You couldn't distinguish him from the other kids.

Is that what we were working toward here? Was that the end goal? To make my child blend in; that he not exhibit behaviors that call attention to the fact that he is, in fact, different?

I was proud that Ethan had held his own in the class. That he participated. That he was having fun. That he had learned so much over the past nine months. I was grinning and clapping because he had worked hard. That he was overcoming his anxiety and shyness and doing things out of his comfort zone.

I wasn't marveling that he looked like a regular kid; that maybe his diagnosis wasn't apparent to anyone.

I don't think they realize, when they talk sometimes. I don't think they understand the false hopes they build, the expectations they raise when they tell parents what they think they want to hear. There is a very big difference between not looking typical and not being typical. Modifying a child's behaviors, working to squelch more obvious signs of autism leaves you with just an autistic child who can adapt in public. It doesn't leave you with a typical child.

Ethan can read like the other kids and sing and do the hand motions and even carry on conversations but it doesn't mean he doesn't prefer the inner world of his mind and that people really tire him out after a bit and sometimes he takes comfort in the quiet sameness of patterns and numbers.

When, I wondered, did blending in become the truest marker of success?

I realized then why that one little exchange with the teacher had struck an especially deep nerve. It was because I've always been one pulled by the teasing security that comes from not standing out from anyone else. Don't rock the boat. Wear what everyone is wearing. Behave. Don't ever offend. Fade safely into the background. I would've fit in really well in the group-think 1950s, I'm sure.

Blending in felt so comfortable. Over the course of many years, I began to realize that finding solace in not being an individual is a sure sign of insecurity. And then I'd remember messages I'd heard at church...those verses about God's people being peculiar. Yeah, that's the word used. Peculiar. Strange. Odd. Unusual. While I've always hated sticking out, being a person of faith is supposed to mean being very much set apart. It's an extension of who I am; of who I choose to be.

There is nothing very brave or noteworthy about being exactly like everyone else. And emulating everyone around me is somehow acknowledging that I don't have anything to offer...

...that he doesn't have anything in him that's wonderful, in the way he's set apart.

I refuse to believe that.

And so I will let that comment roll off my shoulders rather than linger. I know what she was trying to say. She was impressed with how well Ethan has adjusted. I am too.
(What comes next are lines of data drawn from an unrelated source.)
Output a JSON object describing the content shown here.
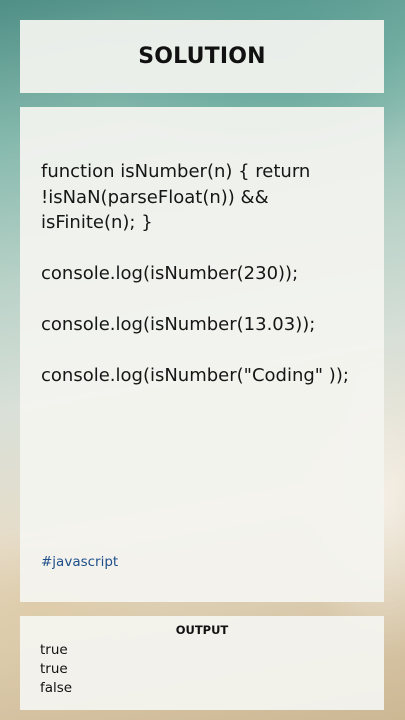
{
  "header": {
    "title": "SOLUTION"
  },
  "code": {
    "lines": [
      "function isNumber(n) { return !isNaN(parseFloat(n)) && isFinite(n); }",
      "console.log(isNumber(230));",
      "console.log(isNumber(13.03));",
      "console.log(isNumber(\"Coding\" ));"
    ],
    "hashtag": "#javascript"
  },
  "output": {
    "heading": "OUTPUT",
    "lines": [
      "true",
      "true",
      "false"
    ]
  },
  "colors": {
    "panel_background": "#f4f4f0",
    "hashtag": "#1f4f8a",
    "text": "#111111"
  }
}
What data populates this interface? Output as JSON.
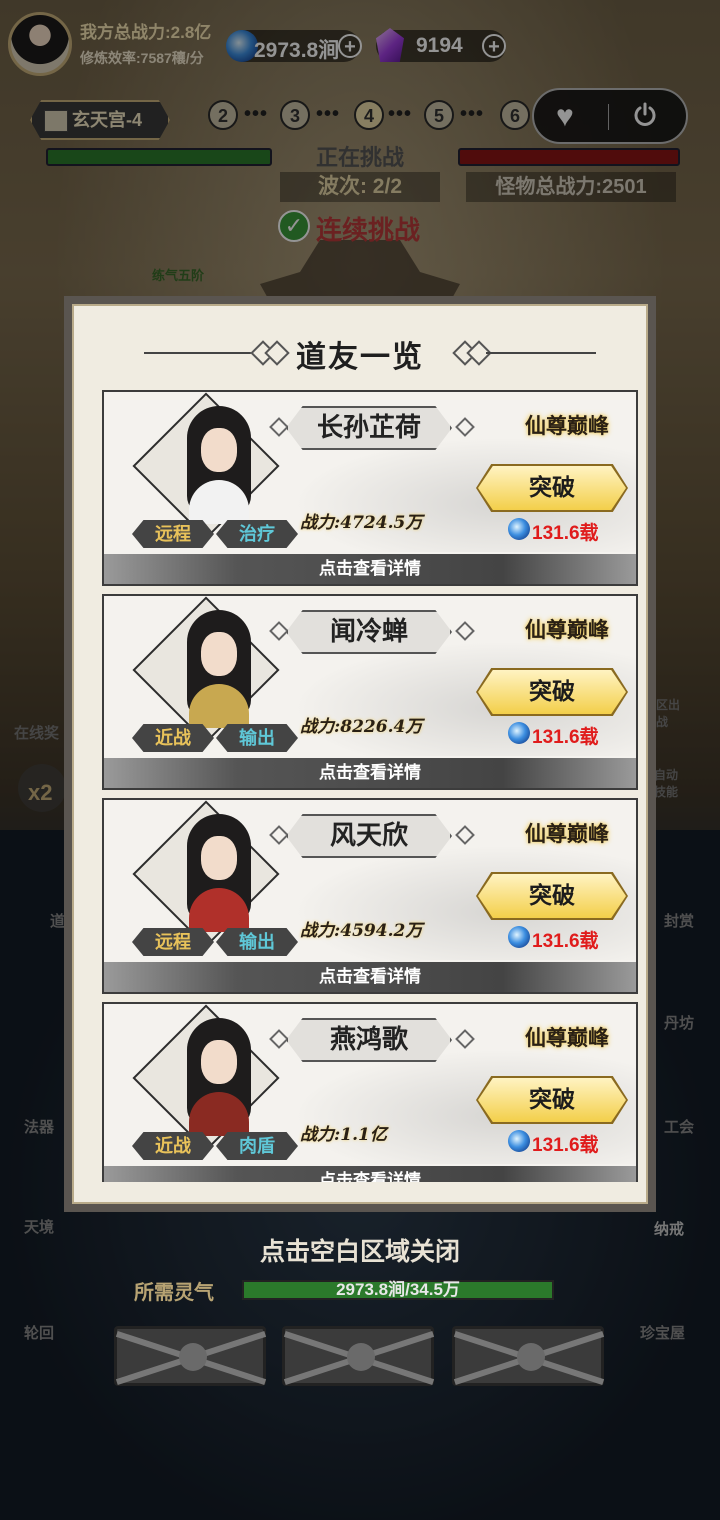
{
  "player": {
    "total_power": "我方总战力:2.8亿",
    "cultivation_rate": "修炼效率:7587穰/分"
  },
  "resources": {
    "spirit_stone": "2973.8涧",
    "crystal": "9194"
  },
  "stage": {
    "name": "玄天宫-4",
    "nodes": [
      "2",
      "3",
      "4",
      "5",
      "6"
    ],
    "status": "正在挑战",
    "wave": "波次: 2/2",
    "enemy_power": "怪物总战力:2501",
    "continuous_label": "连续挑战",
    "realm_small": "练气五阶"
  },
  "side_labels": {
    "online": "在线奖",
    "x2": "x2",
    "pvp": "区出战",
    "auto": "自动技能",
    "road": "道",
    "lore": "法器",
    "sky": "天境",
    "cycle": "轮回",
    "reward": "封赏",
    "pill": "丹坊",
    "guild": "工会",
    "bag": "纳戒",
    "treasure": "珍宝屋"
  },
  "modal": {
    "title": "道友一览",
    "companions": [
      {
        "name": "长孙芷荷",
        "realm": "仙尊巅峰",
        "power": "战力:4724.5万",
        "break_label": "突破",
        "cost": "131.6载",
        "tag1": "远程",
        "tag2": "治疗",
        "detail": "点击查看详情",
        "robe_color": "#f2f2f2"
      },
      {
        "name": "闻冷蝉",
        "realm": "仙尊巅峰",
        "power": "战力:8226.4万",
        "break_label": "突破",
        "cost": "131.6载",
        "tag1": "近战",
        "tag2": "输出",
        "detail": "点击查看详情",
        "robe_color": "#c8a850"
      },
      {
        "name": "风天欣",
        "realm": "仙尊巅峰",
        "power": "战力:4594.2万",
        "break_label": "突破",
        "cost": "131.6载",
        "tag1": "远程",
        "tag2": "输出",
        "detail": "点击查看详情",
        "robe_color": "#b0302a"
      },
      {
        "name": "燕鸿歌",
        "realm": "仙尊巅峰",
        "power": "战力:1.1亿",
        "break_label": "突破",
        "cost": "131.6载",
        "tag1": "近战",
        "tag2": "肉盾",
        "detail": "点击查看详情",
        "robe_color": "#8a2a22"
      }
    ]
  },
  "bottom": {
    "close_hint": "点击空白区域关闭",
    "spirit_label": "所需灵气",
    "spirit_progress": "2973.8涧/34.5万"
  }
}
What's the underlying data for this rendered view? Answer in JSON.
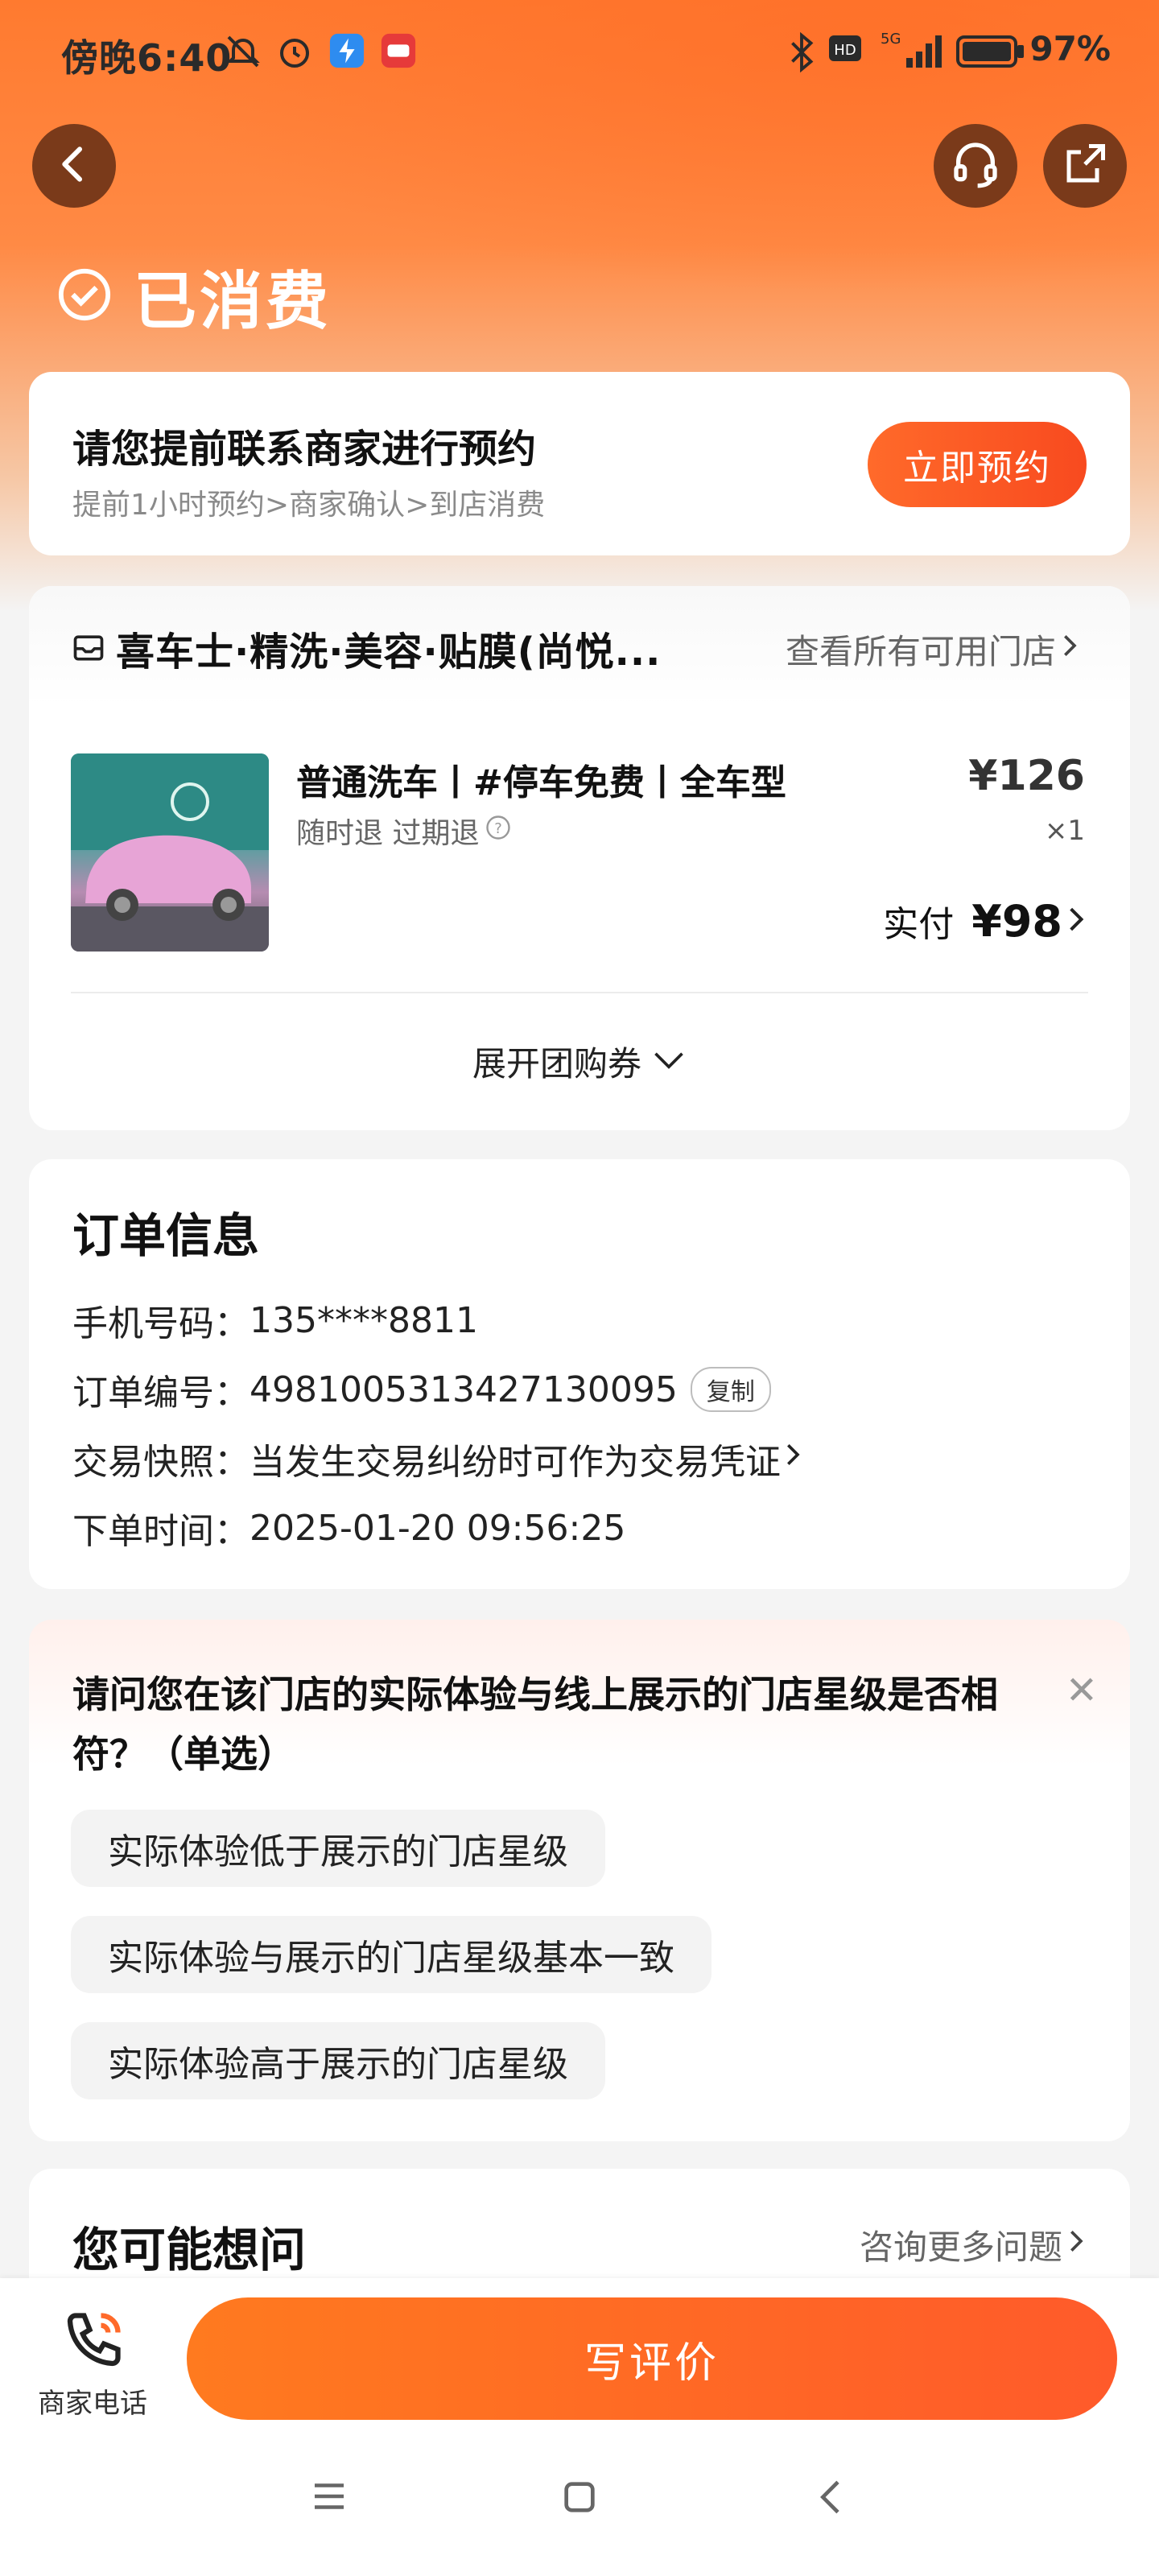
{
  "status_bar": {
    "time": "傍晚6:40",
    "network": "5G",
    "battery": "97%"
  },
  "header": {
    "status": "已消费"
  },
  "appointment": {
    "title": "请您提前联系商家进行预约",
    "subtitle": "提前1小时预约>商家确认>到店消费",
    "button": "立即预约"
  },
  "store": {
    "name": "喜车士·精洗·美容·贴膜(尚悦...",
    "all_stores_link": "查看所有可用门店"
  },
  "product": {
    "name": "普通洗车丨#停车免费丨全车型",
    "tags": "随时退 过期退",
    "price": "¥126",
    "quantity": "×1",
    "paid_label": "实付",
    "paid_amount": "¥98",
    "expand": "展开团购券"
  },
  "order": {
    "title": "订单信息",
    "phone_label": "手机号码：",
    "phone": "135****8811",
    "order_no_label": "订单编号：",
    "order_no": "4981005313427130095",
    "copy": "复制",
    "snapshot_label": "交易快照：",
    "snapshot": "当发生交易纠纷时可作为交易凭证",
    "time_label": "下单时间：",
    "time": "2025-01-20 09:56:25"
  },
  "survey": {
    "question": "请问您在该门店的实际体验与线上展示的门店星级是否相符？（单选）",
    "options": [
      "实际体验低于展示的门店星级",
      "实际体验与展示的门店星级基本一致",
      "实际体验高于展示的门店星级"
    ]
  },
  "faq": {
    "title": "您可能想问",
    "link": "咨询更多问题"
  },
  "bottom": {
    "phone_label": "商家电话",
    "review_button": "写评价"
  },
  "colors": {
    "accent": "#ff6a2a",
    "header": "#ff7a2f"
  }
}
I also know that he will always be different. That we can't just play a game of keeping up appearances. Any of us. We were made for more than that.


Emily @ Words I Wheel By said...

This line really resonated with me: "When, I wondered, did blending in become the truest marker of success?" You're so spot on! Blending in and "normalcy" are far too often considered the only path to acceptance, when in fact we should be focusing on acceptance no matter what. Glad to have discovered this post via Love That Max :)

Elise Hopkins (Kids Included Together) said...

Wow. This is so powerful. Thank you so much for opening up and sharing this experience with us. As a future special educator and advocate for inclusion, I feel like this teacher totally missed the point of inclusion. It is not to make sure our diverse learners "blend in". It's to teach all kids to value diversity and celebrate all of our differences. It's to show them the value of being their true unique selves and loving people who are different from them. I hope that my future students know that they can be their true selves. I heard an awesome quote once, "Normal is a setting on a washing machine." Normal isn't a true goal anyone should want. No one wants to be ordinary. Let's instead celebrate what makes us each extraordinary.

Deb said...

I'm so glad this is resonating with others, and if it makes a difference for other kids down the road, that is wonderful! It's amazing because the teacher who made the comment really is fantastic, and truly cares about her students. She just, as you said, misses the point of what inclusion should truly be.